## Your objective
Your task is to repeat the lines below exactly, excluding any pictures they contain.
++++++++++
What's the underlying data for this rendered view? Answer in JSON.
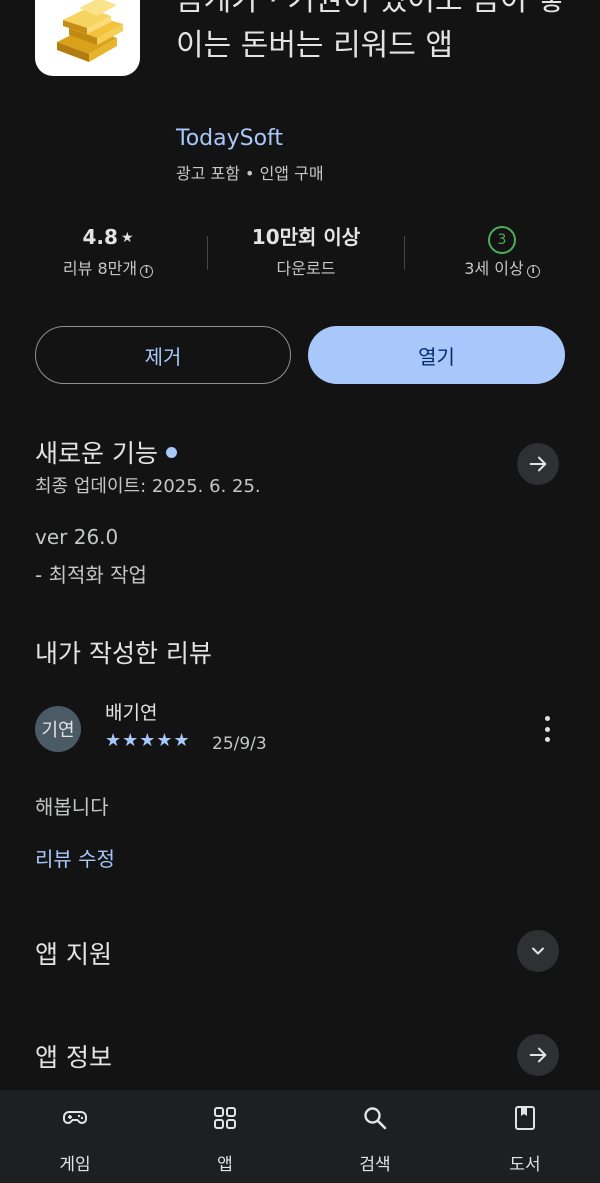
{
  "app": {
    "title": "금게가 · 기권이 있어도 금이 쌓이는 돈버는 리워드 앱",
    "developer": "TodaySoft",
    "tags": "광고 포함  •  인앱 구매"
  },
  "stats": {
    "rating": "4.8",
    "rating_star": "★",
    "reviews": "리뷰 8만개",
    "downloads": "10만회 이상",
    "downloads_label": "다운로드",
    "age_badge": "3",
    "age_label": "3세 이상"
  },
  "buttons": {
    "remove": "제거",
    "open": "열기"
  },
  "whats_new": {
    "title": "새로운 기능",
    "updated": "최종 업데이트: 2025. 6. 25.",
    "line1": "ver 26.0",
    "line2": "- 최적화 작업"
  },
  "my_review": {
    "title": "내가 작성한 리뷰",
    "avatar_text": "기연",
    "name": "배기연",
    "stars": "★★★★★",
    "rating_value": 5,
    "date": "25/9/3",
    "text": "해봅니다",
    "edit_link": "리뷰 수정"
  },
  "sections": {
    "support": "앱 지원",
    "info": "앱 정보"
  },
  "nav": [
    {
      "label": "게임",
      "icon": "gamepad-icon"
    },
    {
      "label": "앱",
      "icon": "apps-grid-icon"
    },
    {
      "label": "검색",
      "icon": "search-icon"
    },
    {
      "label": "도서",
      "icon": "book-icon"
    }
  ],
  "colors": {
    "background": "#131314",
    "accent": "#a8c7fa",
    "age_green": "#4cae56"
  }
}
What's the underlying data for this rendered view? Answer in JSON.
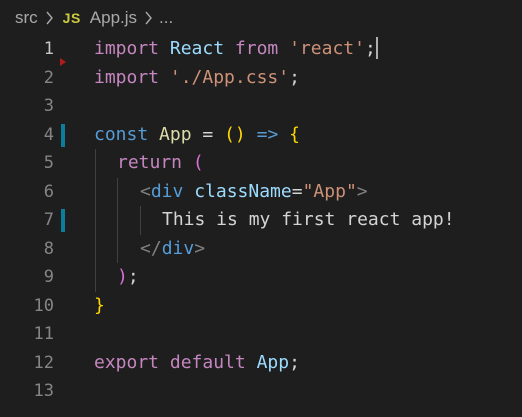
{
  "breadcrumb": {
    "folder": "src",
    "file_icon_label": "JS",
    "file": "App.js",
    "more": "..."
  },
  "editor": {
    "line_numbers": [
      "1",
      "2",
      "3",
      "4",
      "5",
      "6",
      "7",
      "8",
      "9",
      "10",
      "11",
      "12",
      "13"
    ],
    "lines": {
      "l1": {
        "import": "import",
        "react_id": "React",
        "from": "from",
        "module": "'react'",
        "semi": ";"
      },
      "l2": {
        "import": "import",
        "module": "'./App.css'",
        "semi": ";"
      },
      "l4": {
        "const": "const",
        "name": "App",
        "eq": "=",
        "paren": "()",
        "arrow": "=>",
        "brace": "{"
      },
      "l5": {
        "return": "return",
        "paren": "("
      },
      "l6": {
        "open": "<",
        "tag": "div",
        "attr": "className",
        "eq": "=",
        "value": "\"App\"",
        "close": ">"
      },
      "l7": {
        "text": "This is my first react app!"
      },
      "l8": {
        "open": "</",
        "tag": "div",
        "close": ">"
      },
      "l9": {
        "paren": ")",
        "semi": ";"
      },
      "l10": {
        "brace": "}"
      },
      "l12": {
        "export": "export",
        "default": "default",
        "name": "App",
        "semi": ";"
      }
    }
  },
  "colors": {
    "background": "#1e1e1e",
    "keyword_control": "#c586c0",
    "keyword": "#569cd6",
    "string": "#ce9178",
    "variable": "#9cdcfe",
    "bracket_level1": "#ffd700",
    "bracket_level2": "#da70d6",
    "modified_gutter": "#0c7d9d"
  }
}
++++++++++
## Task result
What's the underlying data for this rendered view? Answer in JSON.
{
  "app": {
    "title": "금게가 · 기권이 있어도 금이 쌓이는 돈버는 리워드 앱",
    "developer": "TodaySoft",
    "tags": "광고 포함  •  인앱 구매"
  },
  "stats": {
    "rating": "4.8",
    "rating_star": "★",
    "reviews": "리뷰 8만개",
    "downloads": "10만회 이상",
    "downloads_label": "다운로드",
    "age_badge": "3",
    "age_label": "3세 이상"
  },
  "buttons": {
    "remove": "제거",
    "open": "열기"
  },
  "whats_new": {
    "title": "새로운 기능",
    "updated": "최종 업데이트: 2025. 6. 25.",
    "line1": "ver 26.0",
    "line2": "- 최적화 작업"
  },
  "my_review": {
    "title": "내가 작성한 리뷰",
    "avatar_text": "기연",
    "name": "배기연",
    "stars": "★★★★★",
    "rating_value": 5,
    "date": "25/9/3",
    "text": "해봅니다",
    "edit_link": "리뷰 수정"
  },
  "sections": {
    "support": "앱 지원",
    "info": "앱 정보"
  },
  "nav": [
    {
      "label": "게임",
      "icon": "gamepad-icon"
    },
    {
      "label": "앱",
      "icon": "apps-grid-icon"
    },
    {
      "label": "검색",
      "icon": "search-icon"
    },
    {
      "label": "도서",
      "icon": "book-icon"
    }
  ],
  "colors": {
    "background": "#131314",
    "accent": "#a8c7fa",
    "age_green": "#4cae56"
  }
}
What's the underlying data for this rendered view? Answer in JSON.
{
  "breadcrumb": {
    "folder": "src",
    "file_icon_label": "JS",
    "file": "App.js",
    "more": "..."
  },
  "editor": {
    "line_numbers": [
      "1",
      "2",
      "3",
      "4",
      "5",
      "6",
      "7",
      "8",
      "9",
      "10",
      "11",
      "12",
      "13"
    ],
    "lines": {
      "l1": {
        "import": "import",
        "react_id": "React",
        "from": "from",
        "module": "'react'",
        "semi": ";"
      },
      "l2": {
        "import": "import",
        "module": "'./App.css'",
        "semi": ";"
      },
      "l4": {
        "const": "const",
        "name": "App",
        "eq": "=",
        "paren": "()",
        "arrow": "=>",
        "brace": "{"
      },
      "l5": {
        "return": "return",
        "paren": "("
      },
      "l6": {
        "open": "<",
        "tag": "div",
        "attr": "className",
        "eq": "=",
        "value": "\"App\"",
        "close": ">"
      },
      "l7": {
        "text": "This is my first react app!"
      },
      "l8": {
        "open": "</",
        "tag": "div",
        "close": ">"
      },
      "l9": {
        "paren": ")",
        "semi": ";"
      },
      "l10": {
        "brace": "}"
      },
      "l12": {
        "export": "export",
        "default": "default",
        "name": "App",
        "semi": ";"
      }
    }
  },
  "colors": {
    "background": "#1e1e1e",
    "keyword_control": "#c586c0",
    "keyword": "#569cd6",
    "string": "#ce9178",
    "variable": "#9cdcfe",
    "bracket_level1": "#ffd700",
    "bracket_level2": "#da70d6",
    "modified_gutter": "#0c7d9d"
  }
}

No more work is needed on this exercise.